Maine Baseball HOF
Shiro, Theodore (Ted) (1994)
That Ted Shiro was one of Maine's greatest athletes is recognized by his induction into the Maine Sports Hall of Fame.
So gifted was the Waterville sharpshooter in basketball, scoring over 1,000 points at Colby, and gaining a tryout with the Boston Celtics, his baseball prowess (a la Michael Jordan?) has often seemed forgotten.
Ted was a real Wonderkid. While a student at Waterville H.S.
(1942-1946) he played for the semi-pro Waterville Americans and, at the age of 14, was selected to attend a spring baseball school conducted by the Pittsburgh, Pa., Pirates. He had a shot at a Class C contract, but declined because his parents deemed him too young and wanted to see him stay in school.
in 1945, the Associated Press labeled Shiro a “boy wonder" and likened him to former N.Y. Giants young stars Fred Lindstrom and Mel Ott.
While a student at Waterville, the prodigious athlete played summers with the Winslow Taconnets and the Bath lron Works.
In a recent Kennebec Journal article, Gary Hawkins relates tales of Shiro's exploits against Danny Mac Fayden and Carlton Willey.
After completing high school, Teddy declined another tryout offer - this time from the Red Sox - and chose to enter Manlius, N.Y., prep school. At Manlius he was acclaimed “the best all around athlete’” of 1947. He had starred in football, basketball and baseball.

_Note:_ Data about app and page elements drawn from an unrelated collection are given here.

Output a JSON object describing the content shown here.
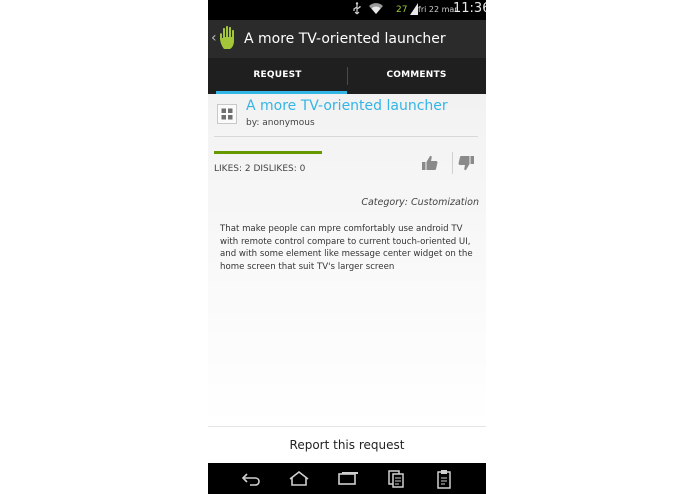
{
  "status_bar": {
    "battery_level": "27",
    "date": "fri 22 mar",
    "time": "11:36",
    "icons": [
      "usb-icon",
      "wifi-icon",
      "battery-icon",
      "signal-icon"
    ]
  },
  "action_bar": {
    "title": "A more TV-oriented launcher",
    "icons": [
      "back-chevron-icon",
      "hand-logo-icon"
    ]
  },
  "tabs": [
    {
      "label": "REQUEST",
      "selected": true
    },
    {
      "label": "COMMENTS",
      "selected": false
    }
  ],
  "request": {
    "title": "A more TV-oriented launcher",
    "author": "by: anonymous",
    "likes_summary": "LIKES: 2 DISLIKES: 0",
    "like_ratio": 1.0,
    "category": "Category: Customization",
    "description": "That make people can mpre comfortably use android TV with remote control compare to current touch-oriented UI, and with some element like message center widget on the home screen that suit TV's larger screen"
  },
  "report": {
    "label": "Report this request"
  },
  "nav_bar": {
    "icons": [
      "back-icon",
      "home-icon",
      "recents-icon",
      "copy-icon",
      "clipboard-icon"
    ]
  },
  "colors": {
    "accent": "#33b5e5",
    "progress": "#669900",
    "battery": "#9acd32"
  }
}
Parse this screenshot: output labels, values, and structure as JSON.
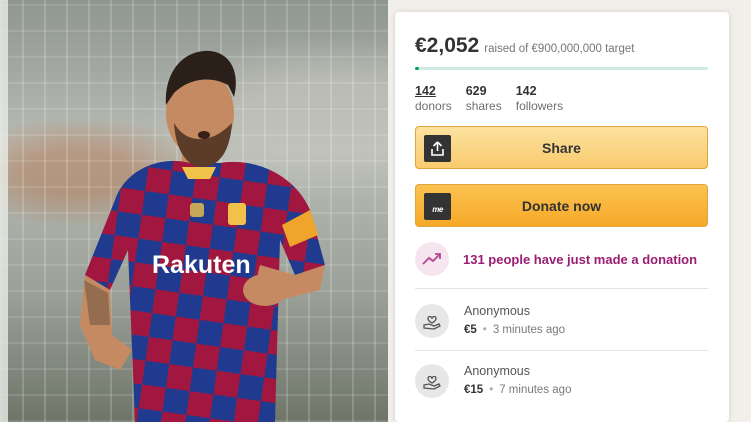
{
  "photo": {
    "alt": "Football player in a red and blue striped kit",
    "sponsor_text": "Rakuten"
  },
  "fundraiser": {
    "raised": "€2,052",
    "target_caption": "raised of €900,000,000 target",
    "progress_fraction": 0.002,
    "stats": [
      {
        "value": "142",
        "label": "donors"
      },
      {
        "value": "629",
        "label": "shares"
      },
      {
        "value": "142",
        "label": "followers"
      }
    ]
  },
  "buttons": {
    "share_label": "Share",
    "donate_label": "Donate now",
    "donate_icon_text": "me"
  },
  "activity": {
    "text": "131 people have just made a donation"
  },
  "donations": [
    {
      "name": "Anonymous",
      "amount": "€5",
      "time": "3 minutes ago"
    },
    {
      "name": "Anonymous",
      "amount": "€15",
      "time": "7 minutes ago"
    }
  ],
  "colors": {
    "progress": "#02a95c",
    "share_button": "#f9cb6e",
    "donate_button": "#f6a928",
    "activity_text": "#9b1d73"
  },
  "icons": {
    "share": "share-upload-icon",
    "donate": "gofundme-logo-icon",
    "trend": "trending-up-icon",
    "donor": "donor-hand-heart-icon"
  }
}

On the diamond, he had batted nearly .400 against “strong college freshmen opposition.”
After his sojourn in the Empire State, Teddy returned to his native Waterville to attend Colby College. At Colby Shiro was able to add to his fabulous hoop laurels. He continued to excel in baseball as well, playing for Eddie Roundy’s Mules.

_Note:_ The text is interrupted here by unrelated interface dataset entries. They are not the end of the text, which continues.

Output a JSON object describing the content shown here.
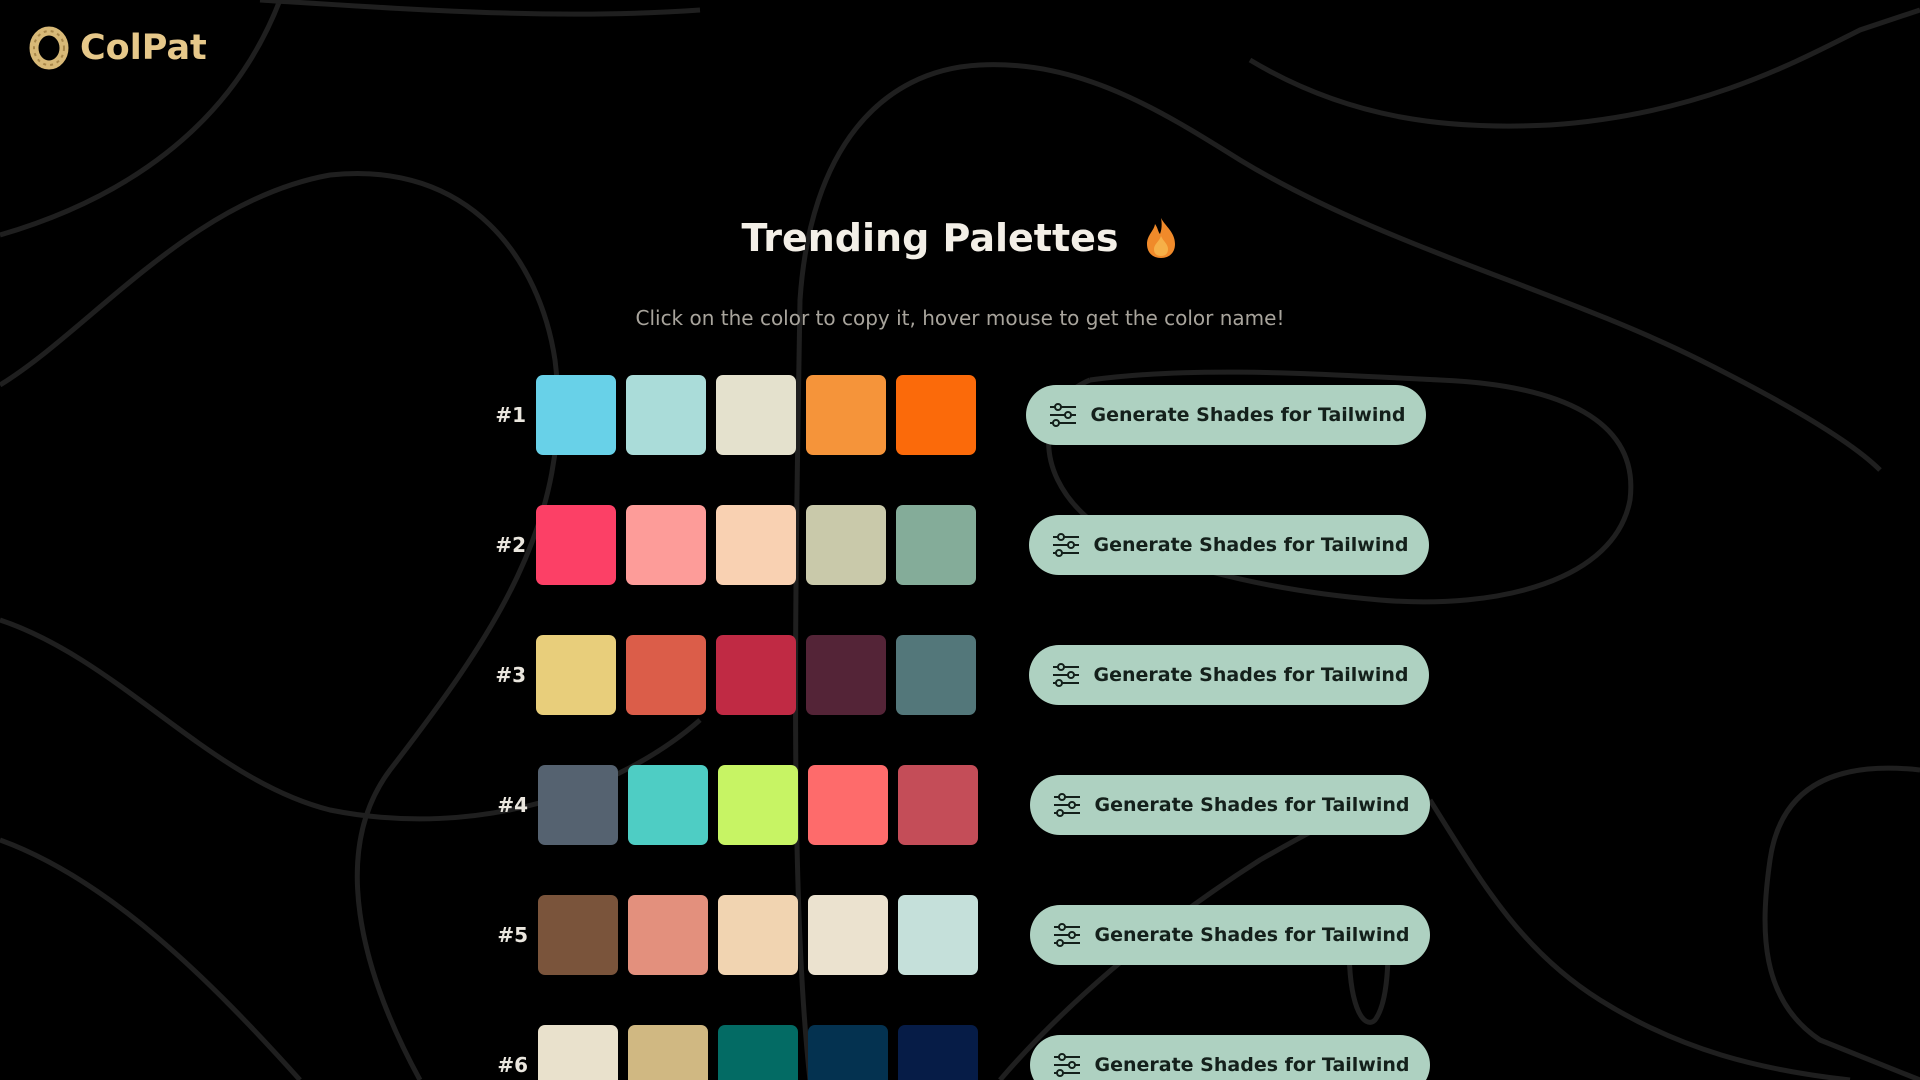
{
  "app": {
    "logo_text": "ColPat",
    "logo_icon": "ring-logo-icon",
    "accent_color": "#e6c88a"
  },
  "header": {
    "title": "Trending Palettes",
    "title_icon": "fire-icon",
    "subtitle": "Click on the color to copy it, hover mouse to get the color name!"
  },
  "button_label": "Generate Shades for Tailwind",
  "button_icon": "sliders-icon",
  "palettes": [
    {
      "rank": "#1",
      "colors": [
        "#68d1e8",
        "#aadcd9",
        "#e4e1cd",
        "#f5943a",
        "#fb6a0a"
      ]
    },
    {
      "rank": "#2",
      "colors": [
        "#fc4066",
        "#fd9c99",
        "#f9d1b2",
        "#c9c9aa",
        "#84ac99"
      ]
    },
    {
      "rank": "#3",
      "colors": [
        "#e8ce7b",
        "#db5d49",
        "#c02a44",
        "#542437",
        "#53777a"
      ]
    },
    {
      "rank": "#4",
      "colors": [
        "#556270",
        "#4ecdc4",
        "#c7f464",
        "#fe6b6b",
        "#c44d58"
      ]
    },
    {
      "rank": "#5",
      "colors": [
        "#7a543b",
        "#e3907d",
        "#f1d4b1",
        "#ebe2cf",
        "#c5e0da"
      ]
    },
    {
      "rank": "#6",
      "colors": [
        "#e9e1cc",
        "#d0b882",
        "#036b64",
        "#043250",
        "#061c47"
      ]
    }
  ]
}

in 1950 he played for the Bangor Athletic Club that won the Eastern Maine semi-pro championship. Military service followed his Colby graduation and Shiro was the player-manager for the Camp Chaffee, Arkansas, nine from 1952 to 1954. Today, he can swap Army basketball stories with new HOF teammates Frank Nappi and Billy Joyce.
In 1954 and 1955, Shiro completed his baseball career as player-manager of the Augusta Millionaires.
Now retired, Ted and his wife, Arden, are living in East Winthrop.
He has four children and four step-children.
Portland Press Herald January 13, 2016
Shiro is a member of seven sports halls of fame, including the Maine Basketball, New England Sports and Maine Baseball halls of fame.
Shiro earned 12 varsity letters playing three sports at Waterville High School, where he graduated in 1947. He helped the Panthers win 67 consecutive basketball games and back-to-back state championships in 1944 and ’45. Waterville also won a New England high school basketball title in this time as well.
In 1945, Shiro became the first high school basketball player to earn All-New England honors for two consecutive years.
“He had all sorts of talent,” Beckerman said. “Can you imagine winning 67 games in a row? Just incredible.”
"He was the epitome of a tremendous athlete," said Sumner Lipman, a Naples resident and Shiro's friend for 65 years. "He was a great sport, very competitive but as soon as the match was over, it was over. That's what people don't understand about sports. You can compete but still be very good friends afterward."